At the bottom of this post is an editorial written by publisher Jake Jaquet that appeared in Dragon Magazine, issue #58 from February 1982. It concerns a contemporaneous incident of a college student who was shot by campus police while playing a live-action game called assassin. which still alive and well today. I never played the game, but I would have been ALL OVER IT when I was 18 had I known about it. Let me crowdsource the explanation of the game (wikipedia):
Players try to eliminate each other from the game using mock weapons in an effort to become the last surviving player.
Modern technology has kept up with this game. There is now a mobile app to help you track your targets. Jeez, I would play this now. Can I use Google hangouts for it?

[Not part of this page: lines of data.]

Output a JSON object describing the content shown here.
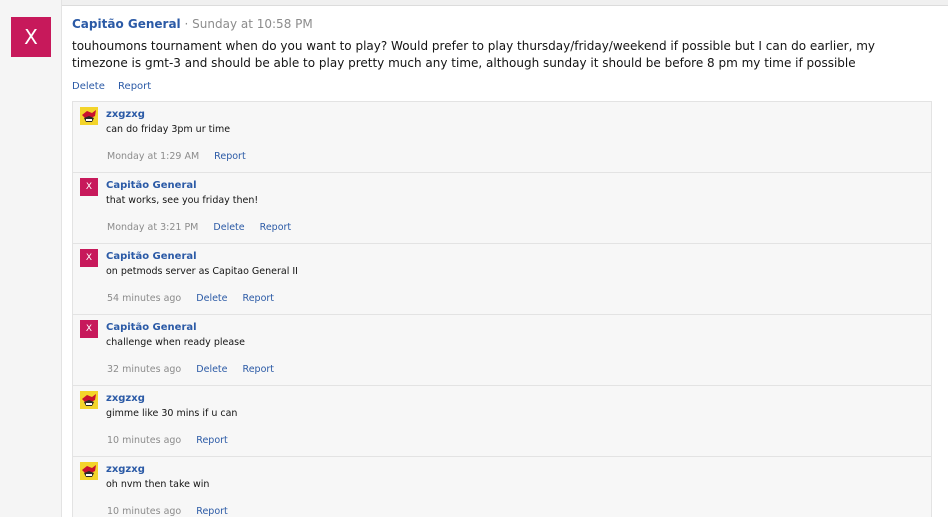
{
  "post": {
    "avatar_letter": "X",
    "author": "Capitão General",
    "separator": "·",
    "time": "Sunday at 10:58 PM",
    "body": "touhoumons tournament when do you want to play? Would prefer to play thursday/friday/weekend if possible but I can do earlier, my timezone is gmt-3 and should be able to play pretty much any time, although sunday it should be before 8 pm my time if possible",
    "delete_label": "Delete",
    "report_label": "Report"
  },
  "comments": [
    {
      "avatar": "character-avatar",
      "author": "zxgzxg",
      "text": "can do friday 3pm ur time",
      "time": "Monday at 1:29 AM",
      "delete_label": "",
      "report_label": "Report"
    },
    {
      "avatar_letter": "X",
      "author": "Capitão General",
      "text": "that works, see you friday then!",
      "time": "Monday at 3:21 PM",
      "delete_label": "Delete",
      "report_label": "Report"
    },
    {
      "avatar_letter": "X",
      "author": "Capitão General",
      "text": "on petmods server as Capitao General II",
      "time": "54 minutes ago",
      "delete_label": "Delete",
      "report_label": "Report"
    },
    {
      "avatar_letter": "X",
      "author": "Capitão General",
      "text": "challenge when ready please",
      "time": "32 minutes ago",
      "delete_label": "Delete",
      "report_label": "Report"
    },
    {
      "avatar": "character-avatar",
      "author": "zxgzxg",
      "text": "gimme like 30 mins if u can",
      "time": "10 minutes ago",
      "delete_label": "",
      "report_label": "Report"
    },
    {
      "avatar": "character-avatar",
      "author": "zxgzxg",
      "text": "oh nvm then take win",
      "time": "10 minutes ago",
      "delete_label": "",
      "report_label": "Report"
    }
  ],
  "colors": {
    "accent": "#2b5aa6",
    "avatar_bg": "#c7195b",
    "muted": "#8c8c8c"
  }
}
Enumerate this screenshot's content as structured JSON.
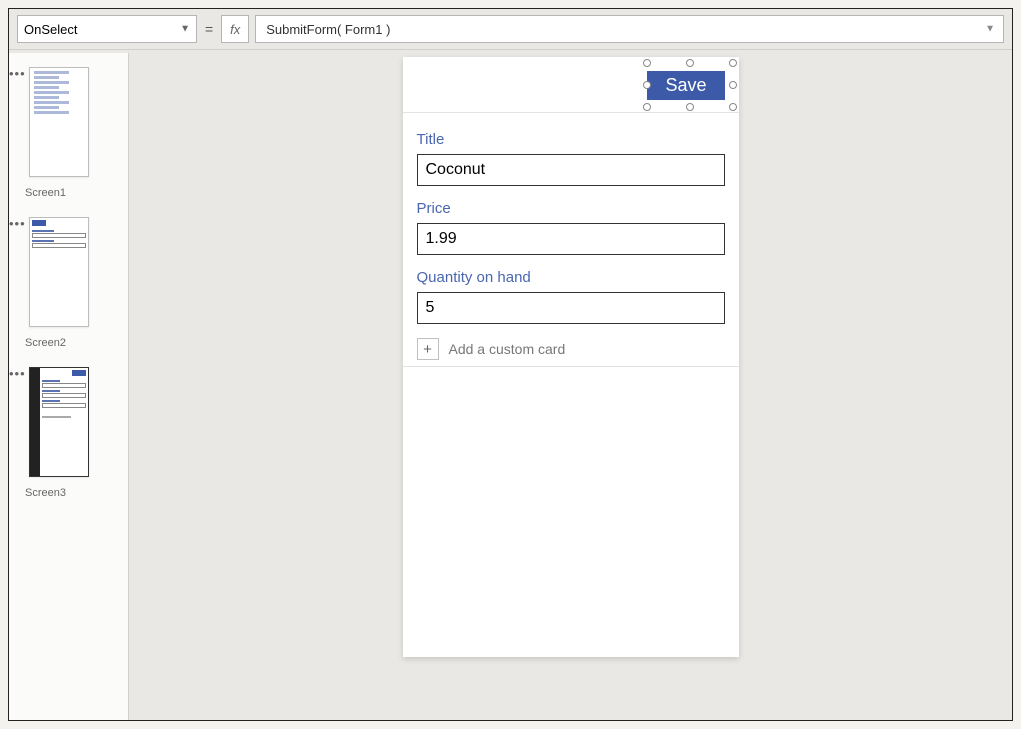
{
  "formula_bar": {
    "property": "OnSelect",
    "equals": "=",
    "fx": "fx",
    "expression": "SubmitForm( Form1 )"
  },
  "screens": {
    "s1": "Screen1",
    "s2": "Screen2",
    "s3": "Screen3"
  },
  "phone": {
    "save_label": "Save",
    "fields": {
      "title": {
        "label": "Title",
        "value": "Coconut"
      },
      "price": {
        "label": "Price",
        "value": "1.99"
      },
      "qty": {
        "label": "Quantity on hand",
        "value": "5"
      }
    },
    "add_card": "Add a custom card"
  }
}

Of course, the problem with live action games played in the open amongst civilians is that not everyone is in on the joke. If you make a faux M-16, prowl around campus late at night, fail to drop your gun when campus Five Oh tells you and instead TURN TOWARD THE OFFICER WITH YOUR GUN POINTED AT HIM, hilarity will ensue. And by hilarity, I mean real gun fire.
What does this have to do with D&D? That's exactly the question Jaquet asks. He quotes some stupid person in public education who wants to tar role playing games with the same imperiling brush. D&D had, by this time, a dangerous reputation (like Marilyn Manson or Elvis Presley).
Here's the truth: parents are terrified by their kids and everyone else's. Kids that show brains and creativity are particularly loathsome because they don't respond well to indoctrination. Worse, it is very hard for aged dimwits to outthink energetic young minds. D&D improves a young adult's vocabulary and offers a sandbox to explore other modes of behavior thus expanding their imagination. The game also creates small societies that have their own frames of reference hidden from the powers that be.
That's a pretty bad thing if your in authority.
Even if some troubled kid with mental problems didn't shoot himself, D&D was never going to be popular with mainstream, boring adults.
Luckily, D&D is perceived much more dismissively today. Like Marilyn Manson and Elvis, the threat has passed. All role playing games have been pigeonholed and are now "safe." D&D is so safe now that parents drop their kids at hobby shops to play for a couple of hours. That's right, D&D is changed from a seducer of the innocent to nanny in 30 years.
So, I present this editorial from a time when Dungeons and Dragons (tm) was as dangerous to America as Al Qada. Enjoy.
Postscript: The worried adult in the editorial is named "Greenwood," but not the more famous TSR writer Ed Greenwood. Still, I was momentarily confused, then bemused and finally amused.